(Data about app and page elements)
Content starts
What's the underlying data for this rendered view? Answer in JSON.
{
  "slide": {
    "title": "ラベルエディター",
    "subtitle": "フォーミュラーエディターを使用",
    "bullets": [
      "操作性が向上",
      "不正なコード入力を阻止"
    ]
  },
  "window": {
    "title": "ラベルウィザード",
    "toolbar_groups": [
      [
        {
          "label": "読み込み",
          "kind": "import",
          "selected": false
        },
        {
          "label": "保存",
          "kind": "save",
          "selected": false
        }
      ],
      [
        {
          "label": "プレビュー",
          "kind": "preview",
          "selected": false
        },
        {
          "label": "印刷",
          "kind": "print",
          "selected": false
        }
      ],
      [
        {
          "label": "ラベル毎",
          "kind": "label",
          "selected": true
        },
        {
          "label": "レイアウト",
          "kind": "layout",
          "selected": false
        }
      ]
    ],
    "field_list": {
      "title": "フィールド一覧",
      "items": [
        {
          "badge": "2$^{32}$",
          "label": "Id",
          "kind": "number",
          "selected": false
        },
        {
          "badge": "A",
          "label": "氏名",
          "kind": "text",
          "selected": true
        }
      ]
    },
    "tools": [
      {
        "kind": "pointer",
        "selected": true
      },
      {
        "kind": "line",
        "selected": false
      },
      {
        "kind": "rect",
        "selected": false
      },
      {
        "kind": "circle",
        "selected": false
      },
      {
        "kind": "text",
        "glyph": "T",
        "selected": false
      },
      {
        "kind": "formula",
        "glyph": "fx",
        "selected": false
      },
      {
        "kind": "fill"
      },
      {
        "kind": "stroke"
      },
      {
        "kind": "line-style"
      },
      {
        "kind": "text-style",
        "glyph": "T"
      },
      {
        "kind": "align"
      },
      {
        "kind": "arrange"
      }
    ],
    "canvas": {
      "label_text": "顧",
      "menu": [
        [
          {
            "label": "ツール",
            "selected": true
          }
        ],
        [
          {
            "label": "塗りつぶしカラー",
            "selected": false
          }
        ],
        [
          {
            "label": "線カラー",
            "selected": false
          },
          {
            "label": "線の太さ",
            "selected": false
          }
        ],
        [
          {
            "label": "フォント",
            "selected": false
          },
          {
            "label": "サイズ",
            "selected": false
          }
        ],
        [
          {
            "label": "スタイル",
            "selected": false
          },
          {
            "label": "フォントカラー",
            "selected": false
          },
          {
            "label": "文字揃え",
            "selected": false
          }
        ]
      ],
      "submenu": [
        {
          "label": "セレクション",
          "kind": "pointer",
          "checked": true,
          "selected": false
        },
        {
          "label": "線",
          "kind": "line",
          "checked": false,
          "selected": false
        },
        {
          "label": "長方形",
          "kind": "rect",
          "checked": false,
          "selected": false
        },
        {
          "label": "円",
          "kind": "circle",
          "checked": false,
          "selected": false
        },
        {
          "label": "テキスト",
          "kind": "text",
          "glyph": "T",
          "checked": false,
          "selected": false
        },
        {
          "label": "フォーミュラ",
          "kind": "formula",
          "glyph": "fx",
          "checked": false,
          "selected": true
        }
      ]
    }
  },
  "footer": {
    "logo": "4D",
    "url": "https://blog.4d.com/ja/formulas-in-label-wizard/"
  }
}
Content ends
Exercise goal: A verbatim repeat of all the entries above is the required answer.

Solution:
What's the underlying data for this rendered view? Answer in JSON.
{
  "slide": {
    "title": "ラベルエディター",
    "subtitle": "フォーミュラーエディターを使用",
    "bullets": [
      "操作性が向上",
      "不正なコード入力を阻止"
    ]
  },
  "window": {
    "title": "ラベルウィザード",
    "toolbar_groups": [
      [
        {
          "label": "読み込み",
          "kind": "import",
          "selected": false
        },
        {
          "label": "保存",
          "kind": "save",
          "selected": false
        }
      ],
      [
        {
          "label": "プレビュー",
          "kind": "preview",
          "selected": false
        },
        {
          "label": "印刷",
          "kind": "print",
          "selected": false
        }
      ],
      [
        {
          "label": "ラベル毎",
          "kind": "label",
          "selected": true
        },
        {
          "label": "レイアウト",
          "kind": "layout",
          "selected": false
        }
      ]
    ],
    "field_list": {
      "title": "フィールド一覧",
      "items": [
        {
          "badge": "2$^{32}$",
          "label": "Id",
          "kind": "number",
          "selected": false
        },
        {
          "badge": "A",
          "label": "氏名",
          "kind": "text",
          "selected": true
        }
      ]
    },
    "tools": [
      {
        "kind": "pointer",
        "selected": true
      },
      {
        "kind": "line",
        "selected": false
      },
      {
        "kind": "rect",
        "selected": false
      },
      {
        "kind": "circle",
        "selected": false
      },
      {
        "kind": "text",
        "glyph": "T",
        "selected": false
      },
      {
        "kind": "formula",
        "glyph": "fx",
        "selected": false
      },
      {
        "kind": "fill"
      },
      {
        "kind": "stroke"
      },
      {
        "kind": "line-style"
      },
      {
        "kind": "text-style",
        "glyph": "T"
      },
      {
        "kind": "align"
      },
      {
        "kind": "arrange"
      }
    ],
    "canvas": {
      "label_text": "顧",
      "menu": [
        [
          {
            "label": "ツール",
            "selected": true
          }
        ],
        [
          {
            "label": "塗りつぶしカラー",
            "selected": false
          }
        ],
        [
          {
            "label": "線カラー",
            "selected": false
          },
          {
            "label": "線の太さ",
            "selected": false
          }
        ],
        [
          {
            "label": "フォント",
            "selected": false
          },
          {
            "label": "サイズ",
            "selected": false
          }
        ],
        [
          {
            "label": "スタイル",
            "selected": false
          },
          {
            "label": "フォントカラー",
            "selected": false
          },
          {
            "label": "文字揃え",
            "selected": false
          }
        ]
      ],
      "submenu": [
        {
          "label": "セレクション",
          "kind": "pointer",
          "checked": true,
          "selected": false
        },
        {
          "label": "線",
          "kind": "line",
          "checked": false,
          "selected": false
        },
        {
          "label": "長方形",
          "kind": "rect",
          "checked": false,
          "selected": false
        },
        {
          "label": "円",
          "kind": "circle",
          "checked": false,
          "selected": false
        },
        {
          "label": "テキスト",
          "kind": "text",
          "glyph": "T",
          "checked": false,
          "selected": false
        },
        {
          "label": "フォーミュラ",
          "kind": "formula",
          "glyph": "fx",
          "checked": false,
          "selected": true
        }
      ]
    }
  },
  "footer": {
    "logo": "4D",
    "url": "https://blog.4d.com/ja/formulas-in-label-wizard/"
  }
}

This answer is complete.